Task instructions:
Take the records underneath and set them down exactly.

Supplied data:
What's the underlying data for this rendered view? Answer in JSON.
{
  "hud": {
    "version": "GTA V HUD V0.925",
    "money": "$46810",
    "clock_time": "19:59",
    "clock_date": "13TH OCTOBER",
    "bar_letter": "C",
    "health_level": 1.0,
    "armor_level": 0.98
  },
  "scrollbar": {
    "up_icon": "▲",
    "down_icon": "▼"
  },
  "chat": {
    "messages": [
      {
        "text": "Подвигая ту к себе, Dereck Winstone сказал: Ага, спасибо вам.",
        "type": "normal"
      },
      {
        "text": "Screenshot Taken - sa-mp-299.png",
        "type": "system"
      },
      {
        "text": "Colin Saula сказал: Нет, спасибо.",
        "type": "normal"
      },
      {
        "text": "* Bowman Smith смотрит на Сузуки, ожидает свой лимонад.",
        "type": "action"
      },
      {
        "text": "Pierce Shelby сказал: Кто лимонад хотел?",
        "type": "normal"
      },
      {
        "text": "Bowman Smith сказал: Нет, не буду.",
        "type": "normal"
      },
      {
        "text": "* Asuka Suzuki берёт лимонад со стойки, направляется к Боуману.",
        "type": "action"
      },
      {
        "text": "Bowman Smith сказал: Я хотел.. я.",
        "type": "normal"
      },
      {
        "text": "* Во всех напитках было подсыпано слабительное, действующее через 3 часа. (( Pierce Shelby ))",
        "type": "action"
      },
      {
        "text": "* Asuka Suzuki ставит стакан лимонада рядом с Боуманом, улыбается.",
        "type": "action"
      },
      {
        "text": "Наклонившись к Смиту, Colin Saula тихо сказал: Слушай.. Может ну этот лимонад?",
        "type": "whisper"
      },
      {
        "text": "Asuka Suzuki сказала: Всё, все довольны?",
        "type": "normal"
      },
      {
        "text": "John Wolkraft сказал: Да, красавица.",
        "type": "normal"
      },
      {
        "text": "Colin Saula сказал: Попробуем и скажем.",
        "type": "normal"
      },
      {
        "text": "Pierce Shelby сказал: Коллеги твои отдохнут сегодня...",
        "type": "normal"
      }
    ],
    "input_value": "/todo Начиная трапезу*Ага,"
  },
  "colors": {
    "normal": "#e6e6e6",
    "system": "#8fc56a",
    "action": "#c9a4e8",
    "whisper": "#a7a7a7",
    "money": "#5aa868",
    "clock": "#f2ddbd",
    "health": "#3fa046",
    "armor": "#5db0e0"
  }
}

Answer box:
What's the underlying data for this rendered view? Answer in JSON.
{
  "hud": {
    "version": "GTA V HUD V0.925",
    "money": "$46810",
    "clock_time": "19:59",
    "clock_date": "13TH OCTOBER",
    "bar_letter": "C",
    "health_level": 1.0,
    "armor_level": 0.98
  },
  "scrollbar": {
    "up_icon": "▲",
    "down_icon": "▼"
  },
  "chat": {
    "messages": [
      {
        "text": "Подвигая ту к себе, Dereck Winstone сказал: Ага, спасибо вам.",
        "type": "normal"
      },
      {
        "text": "Screenshot Taken - sa-mp-299.png",
        "type": "system"
      },
      {
        "text": "Colin Saula сказал: Нет, спасибо.",
        "type": "normal"
      },
      {
        "text": "* Bowman Smith смотрит на Сузуки, ожидает свой лимонад.",
        "type": "action"
      },
      {
        "text": "Pierce Shelby сказал: Кто лимонад хотел?",
        "type": "normal"
      },
      {
        "text": "Bowman Smith сказал: Нет, не буду.",
        "type": "normal"
      },
      {
        "text": "* Asuka Suzuki берёт лимонад со стойки, направляется к Боуману.",
        "type": "action"
      },
      {
        "text": "Bowman Smith сказал: Я хотел.. я.",
        "type": "normal"
      },
      {
        "text": "* Во всех напитках было подсыпано слабительное, действующее через 3 часа. (( Pierce Shelby ))",
        "type": "action"
      },
      {
        "text": "* Asuka Suzuki ставит стакан лимонада рядом с Боуманом, улыбается.",
        "type": "action"
      },
      {
        "text": "Наклонившись к Смиту, Colin Saula тихо сказал: Слушай.. Может ну этот лимонад?",
        "type": "whisper"
      },
      {
        "text": "Asuka Suzuki сказала: Всё, все довольны?",
        "type": "normal"
      },
      {
        "text": "John Wolkraft сказал: Да, красавица.",
        "type": "normal"
      },
      {
        "text": "Colin Saula сказал: Попробуем и скажем.",
        "type": "normal"
      },
      {
        "text": "Pierce Shelby сказал: Коллеги твои отдохнут сегодня...",
        "type": "normal"
      }
    ],
    "input_value": "/todo Начиная трапезу*Ага,"
  },
  "colors": {
    "normal": "#e6e6e6",
    "system": "#8fc56a",
    "action": "#c9a4e8",
    "whisper": "#a7a7a7",
    "money": "#5aa868",
    "clock": "#f2ddbd",
    "health": "#3fa046",
    "armor": "#5db0e0"
  }
}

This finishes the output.